▸ **Description of the task**: Each record below is to be set down again precisely.

[Dataset excerpts]
⁂

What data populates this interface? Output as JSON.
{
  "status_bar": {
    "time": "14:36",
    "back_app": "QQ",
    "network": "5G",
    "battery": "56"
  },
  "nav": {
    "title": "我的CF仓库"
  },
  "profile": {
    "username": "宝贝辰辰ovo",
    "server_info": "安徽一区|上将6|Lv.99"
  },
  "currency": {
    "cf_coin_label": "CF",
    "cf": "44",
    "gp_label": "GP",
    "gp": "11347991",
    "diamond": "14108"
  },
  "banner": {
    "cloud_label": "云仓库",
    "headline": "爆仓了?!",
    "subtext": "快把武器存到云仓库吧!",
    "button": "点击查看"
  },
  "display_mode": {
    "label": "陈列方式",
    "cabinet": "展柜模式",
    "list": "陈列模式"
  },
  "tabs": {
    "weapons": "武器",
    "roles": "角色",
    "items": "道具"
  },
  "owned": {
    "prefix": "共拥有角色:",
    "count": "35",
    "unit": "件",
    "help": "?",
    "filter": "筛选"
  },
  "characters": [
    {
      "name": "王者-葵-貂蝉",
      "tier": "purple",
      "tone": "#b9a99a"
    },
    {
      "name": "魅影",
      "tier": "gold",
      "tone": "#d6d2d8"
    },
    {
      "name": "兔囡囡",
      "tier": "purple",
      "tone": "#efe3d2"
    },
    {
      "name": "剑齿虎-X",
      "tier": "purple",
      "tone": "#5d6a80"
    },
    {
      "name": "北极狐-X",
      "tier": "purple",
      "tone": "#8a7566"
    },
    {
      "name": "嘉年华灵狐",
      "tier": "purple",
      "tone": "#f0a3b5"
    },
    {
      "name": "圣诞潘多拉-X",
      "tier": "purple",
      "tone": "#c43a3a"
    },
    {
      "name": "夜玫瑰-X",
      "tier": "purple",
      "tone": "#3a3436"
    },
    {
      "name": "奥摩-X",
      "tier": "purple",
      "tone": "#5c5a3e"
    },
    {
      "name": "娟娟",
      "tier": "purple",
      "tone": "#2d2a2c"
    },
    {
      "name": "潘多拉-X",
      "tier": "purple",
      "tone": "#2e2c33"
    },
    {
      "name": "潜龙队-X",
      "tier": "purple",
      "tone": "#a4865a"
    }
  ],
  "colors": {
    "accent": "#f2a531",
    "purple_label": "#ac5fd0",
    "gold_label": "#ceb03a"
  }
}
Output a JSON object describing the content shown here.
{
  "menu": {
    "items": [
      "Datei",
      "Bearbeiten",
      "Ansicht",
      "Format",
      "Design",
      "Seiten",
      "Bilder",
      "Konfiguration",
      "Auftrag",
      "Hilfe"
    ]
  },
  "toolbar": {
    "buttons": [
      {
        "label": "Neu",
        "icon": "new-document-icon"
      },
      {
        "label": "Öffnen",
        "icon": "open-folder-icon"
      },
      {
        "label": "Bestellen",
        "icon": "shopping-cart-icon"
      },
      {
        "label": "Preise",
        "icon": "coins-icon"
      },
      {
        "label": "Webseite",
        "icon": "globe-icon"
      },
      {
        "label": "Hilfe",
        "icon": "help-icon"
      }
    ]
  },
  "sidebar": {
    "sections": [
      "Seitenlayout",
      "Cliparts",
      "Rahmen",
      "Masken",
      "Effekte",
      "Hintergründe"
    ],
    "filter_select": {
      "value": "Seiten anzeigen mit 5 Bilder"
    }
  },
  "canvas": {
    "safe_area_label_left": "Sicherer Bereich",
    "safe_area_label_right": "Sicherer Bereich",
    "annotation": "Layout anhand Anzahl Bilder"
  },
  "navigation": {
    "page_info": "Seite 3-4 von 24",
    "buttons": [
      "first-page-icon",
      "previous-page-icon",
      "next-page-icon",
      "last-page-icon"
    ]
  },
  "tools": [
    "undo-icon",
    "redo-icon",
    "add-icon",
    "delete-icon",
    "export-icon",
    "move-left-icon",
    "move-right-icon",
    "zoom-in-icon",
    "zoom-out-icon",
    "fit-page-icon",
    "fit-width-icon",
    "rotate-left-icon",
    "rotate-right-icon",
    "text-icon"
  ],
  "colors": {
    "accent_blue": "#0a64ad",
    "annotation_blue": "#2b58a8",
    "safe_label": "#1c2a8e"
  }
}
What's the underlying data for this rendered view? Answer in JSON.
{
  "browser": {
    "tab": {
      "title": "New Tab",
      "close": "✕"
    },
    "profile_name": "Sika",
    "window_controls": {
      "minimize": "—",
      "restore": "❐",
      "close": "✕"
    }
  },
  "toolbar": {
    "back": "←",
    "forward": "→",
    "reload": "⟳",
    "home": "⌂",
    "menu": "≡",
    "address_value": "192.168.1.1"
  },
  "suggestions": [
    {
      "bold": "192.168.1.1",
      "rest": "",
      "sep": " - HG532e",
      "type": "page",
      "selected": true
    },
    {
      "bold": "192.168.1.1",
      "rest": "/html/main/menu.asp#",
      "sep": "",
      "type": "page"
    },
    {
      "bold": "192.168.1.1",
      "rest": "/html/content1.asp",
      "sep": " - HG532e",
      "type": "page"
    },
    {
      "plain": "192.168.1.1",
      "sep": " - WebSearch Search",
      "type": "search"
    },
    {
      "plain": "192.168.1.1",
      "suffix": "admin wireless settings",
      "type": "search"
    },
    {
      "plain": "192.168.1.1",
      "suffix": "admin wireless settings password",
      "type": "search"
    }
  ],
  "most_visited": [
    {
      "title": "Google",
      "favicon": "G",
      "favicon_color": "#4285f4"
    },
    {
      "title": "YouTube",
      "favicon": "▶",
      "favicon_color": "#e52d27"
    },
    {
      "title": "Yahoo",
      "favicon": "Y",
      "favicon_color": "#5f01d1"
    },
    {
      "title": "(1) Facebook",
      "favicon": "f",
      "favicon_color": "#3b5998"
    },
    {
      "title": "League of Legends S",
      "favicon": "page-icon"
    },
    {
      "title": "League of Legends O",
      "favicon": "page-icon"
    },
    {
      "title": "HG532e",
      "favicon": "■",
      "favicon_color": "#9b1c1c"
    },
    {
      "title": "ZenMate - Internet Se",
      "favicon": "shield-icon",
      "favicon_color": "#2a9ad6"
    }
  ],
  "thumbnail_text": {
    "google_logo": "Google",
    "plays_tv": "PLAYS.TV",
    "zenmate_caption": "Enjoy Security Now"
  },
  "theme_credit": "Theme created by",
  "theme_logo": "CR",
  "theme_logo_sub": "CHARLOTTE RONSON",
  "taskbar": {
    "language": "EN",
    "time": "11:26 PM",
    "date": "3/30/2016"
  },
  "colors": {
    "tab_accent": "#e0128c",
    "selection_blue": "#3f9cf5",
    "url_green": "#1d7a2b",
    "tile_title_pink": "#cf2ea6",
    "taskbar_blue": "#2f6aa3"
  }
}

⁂

▸ **Answer to this task**:
What data populates this interface? Output as JSON.
{
  "status_bar": {
    "time": "14:36",
    "back_app": "QQ",
    "network": "5G",
    "battery": "56"
  },
  "nav": {
    "title": "我的CF仓库"
  },
  "profile": {
    "username": "宝贝辰辰ovo",
    "server_info": "安徽一区|上将6|Lv.99"
  },
  "currency": {
    "cf_coin_label": "CF",
    "cf": "44",
    "gp_label": "GP",
    "gp": "11347991",
    "diamond": "14108"
  },
  "banner": {
    "cloud_label": "云仓库",
    "headline": "爆仓了?!",
    "subtext": "快把武器存到云仓库吧!",
    "button": "点击查看"
  },
  "display_mode": {
    "label": "陈列方式",
    "cabinet": "展柜模式",
    "list": "陈列模式"
  },
  "tabs": {
    "weapons": "武器",
    "roles": "角色",
    "items": "道具"
  },
  "owned": {
    "prefix": "共拥有角色:",
    "count": "35",
    "unit": "件",
    "help": "?",
    "filter": "筛选"
  },
  "characters": [
    {
      "name": "王者-葵-貂蝉",
      "tier": "purple",
      "tone": "#b9a99a"
    },
    {
      "name": "魅影",
      "tier": "gold",
      "tone": "#d6d2d8"
    },
    {
      "name": "兔囡囡",
      "tier": "purple",
      "tone": "#efe3d2"
    },
    {
      "name": "剑齿虎-X",
      "tier": "purple",
      "tone": "#5d6a80"
    },
    {
      "name": "北极狐-X",
      "tier": "purple",
      "tone": "#8a7566"
    },
    {
      "name": "嘉年华灵狐",
      "tier": "purple",
      "tone": "#f0a3b5"
    },
    {
      "name": "圣诞潘多拉-X",
      "tier": "purple",
      "tone": "#c43a3a"
    },
    {
      "name": "夜玫瑰-X",
      "tier": "purple",
      "tone": "#3a3436"
    },
    {
      "name": "奥摩-X",
      "tier": "purple",
      "tone": "#5c5a3e"
    },
    {
      "name": "娟娟",
      "tier": "purple",
      "tone": "#2d2a2c"
    },
    {
      "name": "潘多拉-X",
      "tier": "purple",
      "tone": "#2e2c33"
    },
    {
      "name": "潜龙队-X",
      "tier": "purple",
      "tone": "#a4865a"
    }
  ],
  "colors": {
    "accent": "#f2a531",
    "purple_label": "#ac5fd0",
    "gold_label": "#ceb03a"
  }
}
Output a JSON object describing the content shown here.
{
  "menu": {
    "items": [
      "Datei",
      "Bearbeiten",
      "Ansicht",
      "Format",
      "Design",
      "Seiten",
      "Bilder",
      "Konfiguration",
      "Auftrag",
      "Hilfe"
    ]
  },
  "toolbar": {
    "buttons": [
      {
        "label": "Neu",
        "icon": "new-document-icon"
      },
      {
        "label": "Öffnen",
        "icon": "open-folder-icon"
      },
      {
        "label": "Bestellen",
        "icon": "shopping-cart-icon"
      },
      {
        "label": "Preise",
        "icon": "coins-icon"
      },
      {
        "label": "Webseite",
        "icon": "globe-icon"
      },
      {
        "label": "Hilfe",
        "icon": "help-icon"
      }
    ]
  },
  "sidebar": {
    "sections": [
      "Seitenlayout",
      "Cliparts",
      "Rahmen",
      "Masken",
      "Effekte",
      "Hintergründe"
    ],
    "filter_select": {
      "value": "Seiten anzeigen mit 5 Bilder"
    }
  },
  "canvas": {
    "safe_area_label_left": "Sicherer Bereich",
    "safe_area_label_right": "Sicherer Bereich",
    "annotation": "Layout anhand Anzahl Bilder"
  },
  "navigation": {
    "page_info": "Seite 3-4 von 24",
    "buttons": [
      "first-page-icon",
      "previous-page-icon",
      "next-page-icon",
      "last-page-icon"
    ]
  },
  "tools": [
    "undo-icon",
    "redo-icon",
    "add-icon",
    "delete-icon",
    "export-icon",
    "move-left-icon",
    "move-right-icon",
    "zoom-in-icon",
    "zoom-out-icon",
    "fit-page-icon",
    "fit-width-icon",
    "rotate-left-icon",
    "rotate-right-icon",
    "text-icon"
  ],
  "colors": {
    "accent_blue": "#0a64ad",
    "annotation_blue": "#2b58a8",
    "safe_label": "#1c2a8e"
  }
}
What's the underlying data for this rendered view? Answer in JSON.
{
  "browser": {
    "tab": {
      "title": "New Tab",
      "close": "✕"
    },
    "profile_name": "Sika",
    "window_controls": {
      "minimize": "—",
      "restore": "❐",
      "close": "✕"
    }
  },
  "toolbar": {
    "back": "←",
    "forward": "→",
    "reload": "⟳",
    "home": "⌂",
    "menu": "≡",
    "address_value": "192.168.1.1"
  },
  "suggestions": [
    {
      "bold": "192.168.1.1",
      "rest": "",
      "sep": " - HG532e",
      "type": "page",
      "selected": true
    },
    {
      "bold": "192.168.1.1",
      "rest": "/html/main/menu.asp#",
      "sep": "",
      "type": "page"
    },
    {
      "bold": "192.168.1.1",
      "rest": "/html/content1.asp",
      "sep": " - HG532e",
      "type": "page"
    },
    {
      "plain": "192.168.1.1",
      "sep": " - WebSearch Search",
      "type": "search"
    },
    {
      "plain": "192.168.1.1",
      "suffix": "admin wireless settings",
      "type": "search"
    },
    {
      "plain": "192.168.1.1",
      "suffix": "admin wireless settings password",
      "type": "search"
    }
  ],
  "most_visited": [
    {
      "title": "Google",
      "favicon": "G",
      "favicon_color": "#4285f4"
    },
    {
      "title": "YouTube",
      "favicon": "▶",
      "favicon_color": "#e52d27"
    },
    {
      "title": "Yahoo",
      "favicon": "Y",
      "favicon_color": "#5f01d1"
    },
    {
      "title": "(1) Facebook",
      "favicon": "f",
      "favicon_color": "#3b5998"
    },
    {
      "title": "League of Legends S",
      "favicon": "page-icon"
    },
    {
      "title": "League of Legends O",
      "favicon": "page-icon"
    },
    {
      "title": "HG532e",
      "favicon": "■",
      "favicon_color": "#9b1c1c"
    },
    {
      "title": "ZenMate - Internet Se",
      "favicon": "shield-icon",
      "favicon_color": "#2a9ad6"
    }
  ],
  "thumbnail_text": {
    "google_logo": "Google",
    "plays_tv": "PLAYS.TV",
    "zenmate_caption": "Enjoy Security Now"
  },
  "theme_credit": "Theme created by",
  "theme_logo": "CR",
  "theme_logo_sub": "CHARLOTTE RONSON",
  "taskbar": {
    "language": "EN",
    "time": "11:26 PM",
    "date": "3/30/2016"
  },
  "colors": {
    "tab_accent": "#e0128c",
    "selection_blue": "#3f9cf5",
    "url_green": "#1d7a2b",
    "tile_title_pink": "#cf2ea6",
    "taskbar_blue": "#2f6aa3"
  }
}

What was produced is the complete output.